WHAT TO PRODUCE:
Lines with "Packages" in them are to be located in the listing below and copied.

MATERIAL FOR THIS EXERCISE:
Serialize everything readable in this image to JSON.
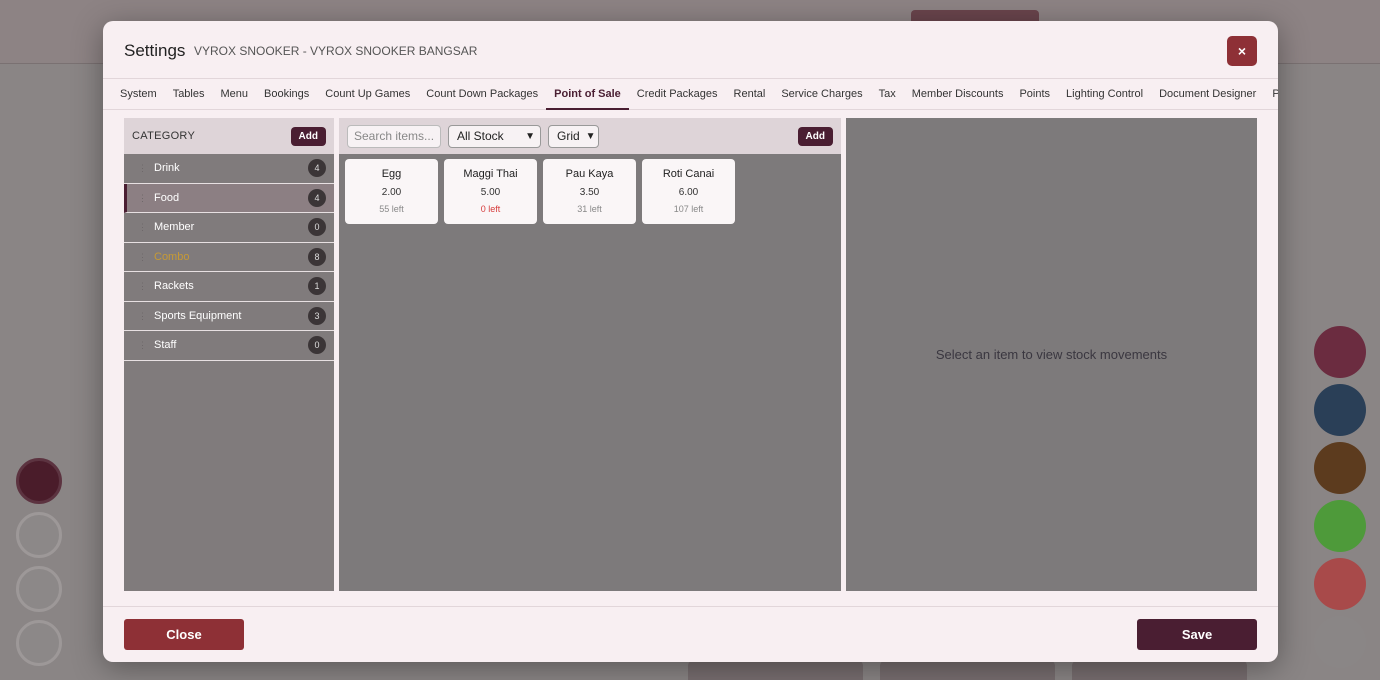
{
  "modal": {
    "title": "Settings",
    "subtitle": "VYROX SNOOKER - VYROX SNOOKER BANGSAR",
    "close_icon": "×"
  },
  "tabs": [
    {
      "label": "System"
    },
    {
      "label": "Tables"
    },
    {
      "label": "Menu"
    },
    {
      "label": "Bookings"
    },
    {
      "label": "Count Up Games"
    },
    {
      "label": "Count Down Packages"
    },
    {
      "label": "Point of Sale",
      "active": true
    },
    {
      "label": "Credit Packages"
    },
    {
      "label": "Rental"
    },
    {
      "label": "Service Charges"
    },
    {
      "label": "Tax"
    },
    {
      "label": "Member Discounts"
    },
    {
      "label": "Points"
    },
    {
      "label": "Lighting Control"
    },
    {
      "label": "Document Designer"
    },
    {
      "label": "Printers"
    }
  ],
  "category": {
    "header": "CATEGORY",
    "add_label": "Add",
    "items": [
      {
        "name": "Drink",
        "count": "4"
      },
      {
        "name": "Food",
        "count": "4",
        "selected": true
      },
      {
        "name": "Member",
        "count": "0"
      },
      {
        "name": "Combo",
        "count": "8",
        "highlight": true
      },
      {
        "name": "Rackets",
        "count": "1"
      },
      {
        "name": "Sports Equipment",
        "count": "3"
      },
      {
        "name": "Staff",
        "count": "0"
      }
    ]
  },
  "items_panel": {
    "search_placeholder": "Search items...",
    "stock_filter": "All Stock",
    "view_mode": "Grid",
    "add_label": "Add",
    "items": [
      {
        "name": "Egg",
        "price": "2.00",
        "stock": "55 left",
        "out": false
      },
      {
        "name": "Maggi Thai",
        "price": "5.00",
        "stock": "0 left",
        "out": true
      },
      {
        "name": "Pau Kaya",
        "price": "3.50",
        "stock": "31 left",
        "out": false
      },
      {
        "name": "Roti Canai",
        "price": "6.00",
        "stock": "107 left",
        "out": false
      }
    ]
  },
  "stock_panel": {
    "empty_message": "Select an item to view stock movements"
  },
  "footer": {
    "close_label": "Close",
    "save_label": "Save"
  },
  "colors": {
    "primary": "#4a1e32",
    "danger": "#8e3036",
    "warning": "#c69a35"
  }
}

REPLY TO THE TASK:
      "label": "Count Down Packages"
      "label": "Credit Packages"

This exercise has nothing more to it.